“My mind is similar to an Internet search engine that searches for photographs. I use language to narrate the photo-realistic pictures that pop up in my imagination. When I design equipment for the cattle industry, I can test run it in my imagination similar to a virtual reality computer program.” http://www.grandin.com/inc/visual.thinking.mind.autistic.person.html
I’m sure that many of us can relate to the concept of visual thinking as many of us may have a preference for learning in a visual way. For children with Autism, understanding this visual way of thinking is important to teaching all kinds of skills.

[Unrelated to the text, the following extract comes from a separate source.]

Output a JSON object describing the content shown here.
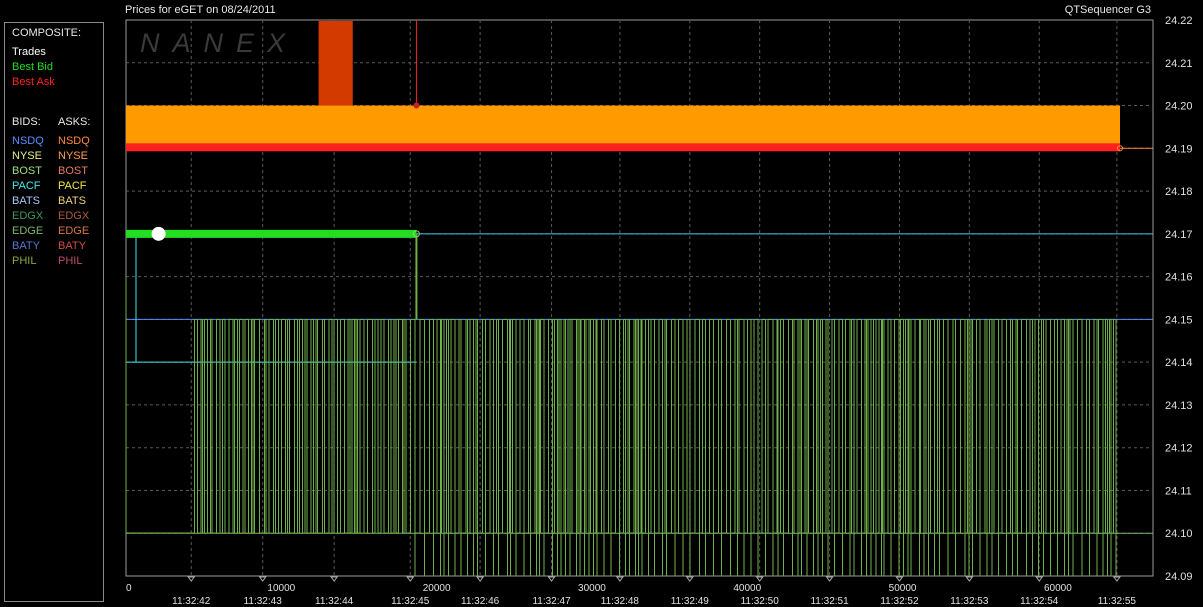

When James was under 4, he required lots of routine. We would take pictures of the different steps in the day (eg getting dressed, eating breakfast, brushing teeth etc) and create a visual support. Now with iPads there are apps such as ChoiceWorks which make this process so quick and simple. https://itunes.apple.com/au/app/choiceworks/id486210964?mt=8 Even just 5 years ago I had to resort to laminated pictures and Velcro to create visual supports and routines. Using these visual supports reduced his anxiety about many things. We could use the routines to prepare him for changes and it provided support for him when he was unable to talk (James didn’t talk until the age of 4). These days we use visual supports to help him get organised (checklist of things required) and for schedules.
Social Stories are another visual strategy recommended for use in individuals with Autism. Carol Gray coined this term and has written a lot on the subject. http://www.thegraycenter.org/social-stories You can use a social story for any purpose – to teach something new, to address a behaviour, to help establish a routine. Social stories can just be quickly sketched into a book or more formalised with pictures and text. Again, this strategy appeals to visual thinkers.
Using visual schedules for routines, self regulation (wait cards, break cards), flow charts, photographs, and even just sketching stick figures to reinforce a behaviour or concept can be really effective in reducing anxiety and increasing engagement for individuals with autism. If there is a way to present something visually – do it!